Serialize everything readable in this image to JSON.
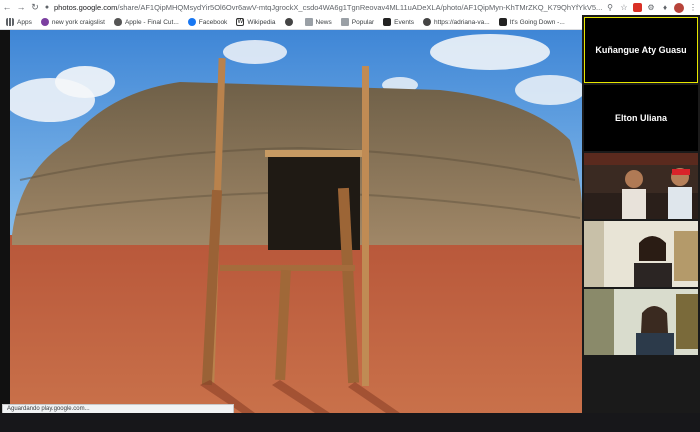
{
  "browser": {
    "url_host": "photos.google.com",
    "url_path": "/share/AF1QipMHQMsydYir5Ol6Ovr6awV-mtqJgrockX_csdo4WA6g1TgnReovav4ML11uADeXLA/photo/AF1QipMyn-KhTMrZKQ_K79QhYfYkV5...",
    "bookmarks": [
      {
        "label": "Apps",
        "icon": "apps-grid-icon"
      },
      {
        "label": "new york craigslist",
        "icon": "peace-icon"
      },
      {
        "label": "Apple - Final Cut...",
        "icon": "apple-icon"
      },
      {
        "label": "Facebook",
        "icon": "facebook-icon"
      },
      {
        "label": "Wikipedia",
        "icon": "wikipedia-icon"
      },
      {
        "label": "",
        "icon": "globe-icon"
      },
      {
        "label": "News",
        "icon": "folder-icon"
      },
      {
        "label": "Popular",
        "icon": "folder-icon"
      },
      {
        "label": "Events",
        "icon": "events-icon"
      },
      {
        "label": "https://adriana-va...",
        "icon": "site-icon"
      },
      {
        "label": "It's Going Down -...",
        "icon": "site-icon"
      }
    ]
  },
  "status_text": "Aguardando play.google.com...",
  "participants": [
    {
      "name": "Kuñangue Aty Guasu",
      "active": true
    },
    {
      "name": "Elton Uliana",
      "active": false
    }
  ],
  "colors": {
    "sky": "#4a8fd8",
    "thatch": "#8f7a5c",
    "ground": "#c0603b",
    "active_border": "#e6e600"
  }
}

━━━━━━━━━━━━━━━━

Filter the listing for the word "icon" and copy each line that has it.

        "icon": "apps-grid-icon"
        "icon": "peace-icon"
        "icon": "apple-icon"
        "icon": "facebook-icon"
        "icon": "wikipedia-icon"
        "icon": "globe-icon"
        "icon": "folder-icon"
        "icon": "folder-icon"
        "icon": "events-icon"
        "icon": "site-icon"
        "icon": "site-icon"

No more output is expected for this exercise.